What is being asked: Spot each line in the data below containing "headline" and copy it.

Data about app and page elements
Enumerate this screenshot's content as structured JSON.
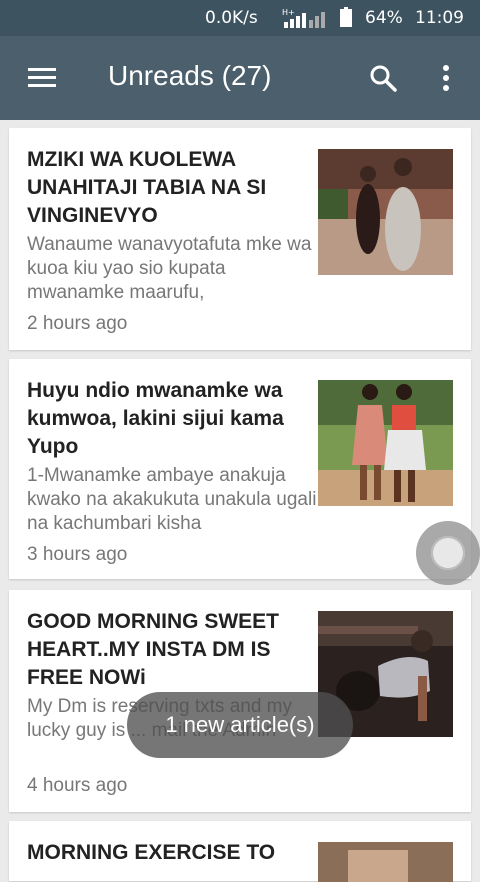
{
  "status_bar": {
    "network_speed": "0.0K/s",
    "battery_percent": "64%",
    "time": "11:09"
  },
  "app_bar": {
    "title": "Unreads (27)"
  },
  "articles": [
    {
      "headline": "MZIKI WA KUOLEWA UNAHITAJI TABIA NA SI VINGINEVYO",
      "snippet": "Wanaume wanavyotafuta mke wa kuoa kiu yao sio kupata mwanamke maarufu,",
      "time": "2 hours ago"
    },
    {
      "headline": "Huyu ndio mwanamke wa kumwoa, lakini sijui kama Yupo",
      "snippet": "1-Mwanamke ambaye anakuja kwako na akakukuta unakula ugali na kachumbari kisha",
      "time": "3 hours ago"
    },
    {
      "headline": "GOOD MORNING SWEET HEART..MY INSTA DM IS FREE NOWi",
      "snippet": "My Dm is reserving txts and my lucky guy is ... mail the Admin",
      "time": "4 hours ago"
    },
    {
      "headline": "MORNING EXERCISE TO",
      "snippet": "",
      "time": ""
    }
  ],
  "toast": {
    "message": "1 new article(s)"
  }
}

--

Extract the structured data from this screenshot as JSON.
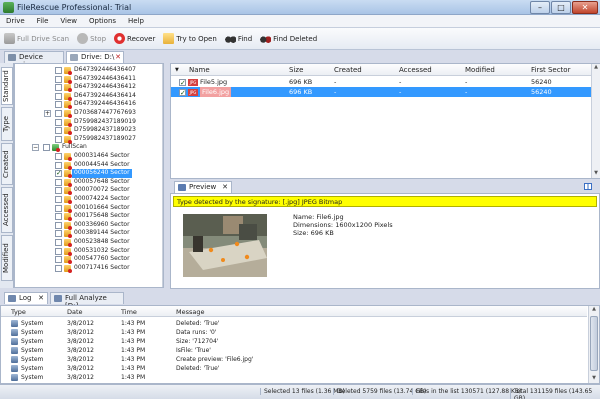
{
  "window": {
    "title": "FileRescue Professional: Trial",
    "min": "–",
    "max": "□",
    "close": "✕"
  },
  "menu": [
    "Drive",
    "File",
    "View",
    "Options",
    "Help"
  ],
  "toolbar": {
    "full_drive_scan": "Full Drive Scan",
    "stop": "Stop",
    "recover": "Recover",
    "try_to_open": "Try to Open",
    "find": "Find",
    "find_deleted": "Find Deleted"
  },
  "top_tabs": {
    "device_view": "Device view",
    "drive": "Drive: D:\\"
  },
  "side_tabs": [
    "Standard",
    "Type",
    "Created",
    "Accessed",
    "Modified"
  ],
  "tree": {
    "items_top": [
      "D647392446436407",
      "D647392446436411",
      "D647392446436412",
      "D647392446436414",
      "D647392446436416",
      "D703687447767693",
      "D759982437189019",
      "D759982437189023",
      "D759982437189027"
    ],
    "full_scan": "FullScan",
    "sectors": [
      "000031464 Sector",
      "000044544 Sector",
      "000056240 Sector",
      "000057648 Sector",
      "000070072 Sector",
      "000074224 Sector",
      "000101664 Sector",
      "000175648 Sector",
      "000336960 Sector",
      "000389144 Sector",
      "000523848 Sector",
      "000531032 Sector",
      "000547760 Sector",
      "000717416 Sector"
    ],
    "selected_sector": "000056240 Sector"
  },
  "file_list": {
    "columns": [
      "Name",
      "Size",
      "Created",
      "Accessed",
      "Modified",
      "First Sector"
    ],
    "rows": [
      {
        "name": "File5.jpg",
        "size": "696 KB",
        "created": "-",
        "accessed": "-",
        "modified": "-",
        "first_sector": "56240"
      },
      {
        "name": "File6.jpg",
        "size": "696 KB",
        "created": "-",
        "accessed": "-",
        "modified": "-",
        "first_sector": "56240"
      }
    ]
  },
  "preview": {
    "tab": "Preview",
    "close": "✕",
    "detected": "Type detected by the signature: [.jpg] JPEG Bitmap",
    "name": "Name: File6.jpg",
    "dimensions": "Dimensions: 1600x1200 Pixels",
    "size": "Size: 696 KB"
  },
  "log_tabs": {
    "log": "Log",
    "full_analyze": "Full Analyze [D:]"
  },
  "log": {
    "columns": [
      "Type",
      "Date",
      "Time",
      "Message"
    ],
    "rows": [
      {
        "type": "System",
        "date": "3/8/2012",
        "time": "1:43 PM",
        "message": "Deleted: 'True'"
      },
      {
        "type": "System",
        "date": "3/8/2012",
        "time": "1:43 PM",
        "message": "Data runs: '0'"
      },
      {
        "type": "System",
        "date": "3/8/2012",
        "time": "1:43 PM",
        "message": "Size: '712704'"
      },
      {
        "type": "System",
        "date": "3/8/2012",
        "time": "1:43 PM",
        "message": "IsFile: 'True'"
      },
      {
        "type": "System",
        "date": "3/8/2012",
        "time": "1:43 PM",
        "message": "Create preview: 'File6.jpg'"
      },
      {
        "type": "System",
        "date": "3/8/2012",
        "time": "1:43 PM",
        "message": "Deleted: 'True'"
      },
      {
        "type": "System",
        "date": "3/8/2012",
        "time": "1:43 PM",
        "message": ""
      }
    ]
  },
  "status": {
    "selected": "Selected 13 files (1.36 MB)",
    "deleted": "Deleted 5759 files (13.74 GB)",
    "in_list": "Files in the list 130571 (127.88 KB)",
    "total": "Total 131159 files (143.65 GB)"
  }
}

Solution to this problem:
      "headline": "MZIKI WA KUOLEWA UNAHITAJI TABIA NA SI VINGINEVYO",
      "headline": "Huyu ndio mwanamke wa kumwoa, lakini sijui kama Yupo",
      "headline": "GOOD MORNING SWEET HEART..MY INSTA DM IS FREE NOWi",
      "headline": "MORNING EXERCISE TO",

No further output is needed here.